In the evolution from the epic to the novel, the concept of the hero has undergone a mutation which renders it obscure and has given rise to the theory that the hero is an anachronism which has no place in modern works of fiction. Terms such as "anti-hero," "protagonist," or the diminished "character" have replaced traditional nomenclature. The illusive concept of the heroic ideal is multifaceted and may be approached by many avenues. An exploration of the idea of individualism as a major component of the heroic ideal provides an appropriate means to examine the concept of the hero as developed in three works: Daniel Defoe's Moll Flanders, Emily Bronte's Wuthering Heights, and Ayn Rand's Atlas Shrugged.

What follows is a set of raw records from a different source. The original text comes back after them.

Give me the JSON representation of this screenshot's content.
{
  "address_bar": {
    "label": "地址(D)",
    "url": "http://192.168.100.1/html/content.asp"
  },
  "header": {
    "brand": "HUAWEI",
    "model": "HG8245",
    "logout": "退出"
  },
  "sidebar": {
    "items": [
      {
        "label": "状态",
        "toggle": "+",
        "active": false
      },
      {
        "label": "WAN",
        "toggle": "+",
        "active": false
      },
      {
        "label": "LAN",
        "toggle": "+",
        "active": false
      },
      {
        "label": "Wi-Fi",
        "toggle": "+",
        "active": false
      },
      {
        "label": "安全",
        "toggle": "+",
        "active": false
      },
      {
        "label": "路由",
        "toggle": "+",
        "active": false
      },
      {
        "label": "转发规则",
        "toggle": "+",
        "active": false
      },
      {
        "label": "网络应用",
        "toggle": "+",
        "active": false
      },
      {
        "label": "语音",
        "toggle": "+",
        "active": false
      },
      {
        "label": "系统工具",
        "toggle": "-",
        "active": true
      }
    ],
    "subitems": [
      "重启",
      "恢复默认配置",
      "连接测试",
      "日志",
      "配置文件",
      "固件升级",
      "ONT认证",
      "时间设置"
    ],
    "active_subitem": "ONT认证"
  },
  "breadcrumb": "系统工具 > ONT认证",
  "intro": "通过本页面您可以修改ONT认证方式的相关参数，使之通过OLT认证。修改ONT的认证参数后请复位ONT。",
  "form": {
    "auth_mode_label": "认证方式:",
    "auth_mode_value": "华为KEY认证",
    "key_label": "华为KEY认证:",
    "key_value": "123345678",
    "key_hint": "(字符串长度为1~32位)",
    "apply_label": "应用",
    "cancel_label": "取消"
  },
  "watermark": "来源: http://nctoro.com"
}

An examination of the hero as he functions within each of these works defines his role in the development of the fictional mode and testifies to his place in modern fiction.
Although Daniel Defoe's Moll Flanders is a realistic novel which belongs more to the tradition of comedy than of tragedy, its heroine conforms to Northrup Frye's definition of the hero of the "high mimetic mode" in that she is superior to ordinary men in her levels of courage and individualism. In spite of the fact that she earns her living as a whore and a thief, Moll has a claim on heroism because of the fortitude with which she confronts her circumstances. In the development of this thesis, analyses of the character and personality of Moll Flanders, of the society in which she lives, and of Defoe's intent and purpose are included.
Although Emily Bronte's Heathcliff of Wuthering Heights does not conform closely to traditional heroic archetypes, nevertheless he obtains the stature of a tragic hero. The figure of Heathcliff is interpreted in the light of Romantic, Gothic, and Byronic archetypes and found to have elements of each. The violent nature of the hero is explored and evaluated in its relationship to the heroic ideal. The conclusion is drawn that although the presence of evil exerts an influence upon the character and actions of Heathcliff, this element does not preclude his being interpreted as a tragic hero.
Ayn Rand's careful choice of the romance as the appropriate genre for her presentation of the heroic ideal testifies to her artistry. An examination of her use of the quest motif and of the development of her supra-human characters is conducted in the light of Rand's own literary and ethical philosophies. The heroic figures of Atlas Shrugged are evaluated by the tenets of Objectivism which include a belief in the supremacy of man's mind, a belief in the worth of the individual, and a doctrine which teaches the virtue of selfishness. Attention is given to the moral implications of Rand's philosophy when applied to the actions of the characters in Atlas Shrugged.